Assignment:
Retype the line where "Serialize everything readable" appears and each line that follows it down to the last line of the records below. Leave the pictures out.

————

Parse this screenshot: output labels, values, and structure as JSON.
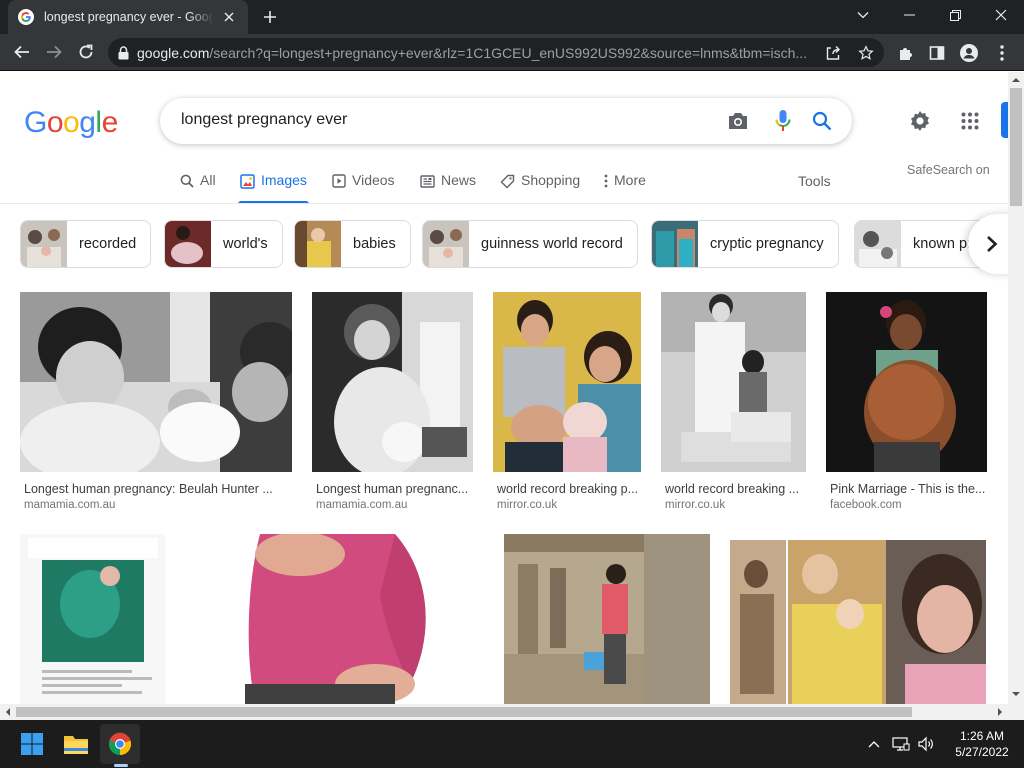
{
  "browser": {
    "tab_title": "longest pregnancy ever - Google Search",
    "url_host": "google.com",
    "url_path": "/search?q=longest+pregnancy+ever&rlz=1C1GCEU_enUS992US992&source=lnms&tbm=isch..."
  },
  "google": {
    "logo_letters": [
      "G",
      "o",
      "o",
      "g",
      "l",
      "e"
    ],
    "logo_colors": [
      "#4285F4",
      "#EA4335",
      "#FBBC05",
      "#4285F4",
      "#34A853",
      "#EA4335"
    ],
    "query": "longest pregnancy ever",
    "tabs": [
      {
        "label": "All",
        "icon": "search-icon",
        "active": false
      },
      {
        "label": "Images",
        "icon": "image-icon",
        "active": true
      },
      {
        "label": "Videos",
        "icon": "play-icon",
        "active": false
      },
      {
        "label": "News",
        "icon": "news-icon",
        "active": false
      },
      {
        "label": "Shopping",
        "icon": "tag-icon",
        "active": false
      },
      {
        "label": "More",
        "icon": "more-vert-icon",
        "active": false
      }
    ],
    "tools_label": "Tools",
    "safesearch_label": "SafeSearch on",
    "chips": [
      "recorded",
      "world's",
      "babies",
      "guinness world record",
      "cryptic pregnancy",
      "known pr"
    ],
    "results_row1": [
      {
        "title": "Longest human pregnancy: Beulah Hunter ...",
        "source": "mamamia.com.au"
      },
      {
        "title": "Longest human pregnanc...",
        "source": "mamamia.com.au"
      },
      {
        "title": "world record breaking p...",
        "source": "mirror.co.uk"
      },
      {
        "title": "world record breaking ...",
        "source": "mirror.co.uk"
      },
      {
        "title": "Pink Marriage - This is the...",
        "source": "facebook.com"
      }
    ]
  },
  "taskbar": {
    "time": "1:26 AM",
    "date": "5/27/2022"
  },
  "colors": {
    "accent": "#1a73e8",
    "chrome_dark": "#202124",
    "chrome_toolbar": "#35363a"
  }
}
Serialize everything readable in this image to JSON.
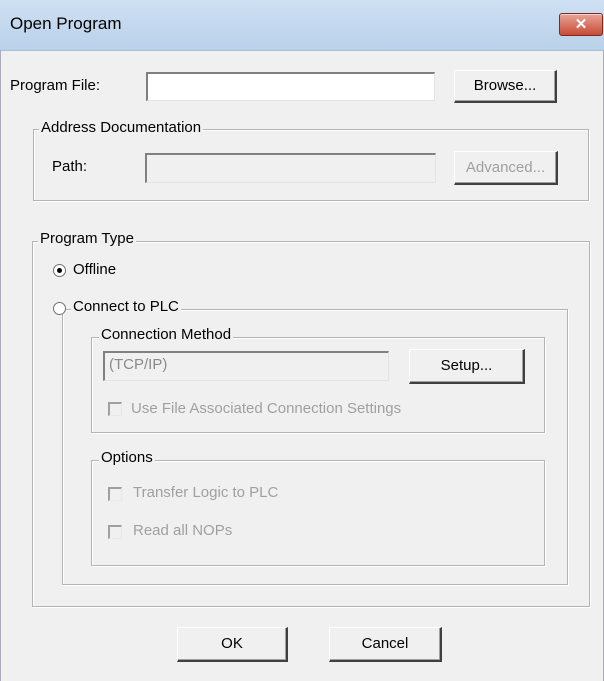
{
  "window": {
    "title": "Open Program",
    "close_glyph": "✕"
  },
  "program_file": {
    "label": "Program File:",
    "value": "",
    "browse_label": "Browse..."
  },
  "address_doc": {
    "legend": "Address Documentation",
    "path_label": "Path:",
    "path_value": "",
    "advanced_label": "Advanced..."
  },
  "program_type": {
    "legend": "Program Type",
    "offline_label": "Offline",
    "offline_selected": true,
    "connect_label": "Connect to PLC",
    "connection_method": {
      "legend": "Connection Method",
      "value": "(TCP/IP)",
      "setup_label": "Setup...",
      "use_file_settings_label": "Use File Associated Connection Settings"
    },
    "options": {
      "legend": "Options",
      "transfer_logic_label": "Transfer Logic to PLC",
      "read_nops_label": "Read all NOPs"
    }
  },
  "footer": {
    "ok_label": "OK",
    "cancel_label": "Cancel"
  }
}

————

Finished exercise:
Serialize everything readable in this image to JSON.
{
  "window": {
    "title": "Open Program",
    "close_glyph": "✕"
  },
  "program_file": {
    "label": "Program File:",
    "value": "",
    "browse_label": "Browse..."
  },
  "address_doc": {
    "legend": "Address Documentation",
    "path_label": "Path:",
    "path_value": "",
    "advanced_label": "Advanced..."
  },
  "program_type": {
    "legend": "Program Type",
    "offline_label": "Offline",
    "offline_selected": true,
    "connect_label": "Connect to PLC",
    "connection_method": {
      "legend": "Connection Method",
      "value": "(TCP/IP)",
      "setup_label": "Setup...",
      "use_file_settings_label": "Use File Associated Connection Settings"
    },
    "options": {
      "legend": "Options",
      "transfer_logic_label": "Transfer Logic to PLC",
      "read_nops_label": "Read all NOPs"
    }
  },
  "footer": {
    "ok_label": "OK",
    "cancel_label": "Cancel"
  }
}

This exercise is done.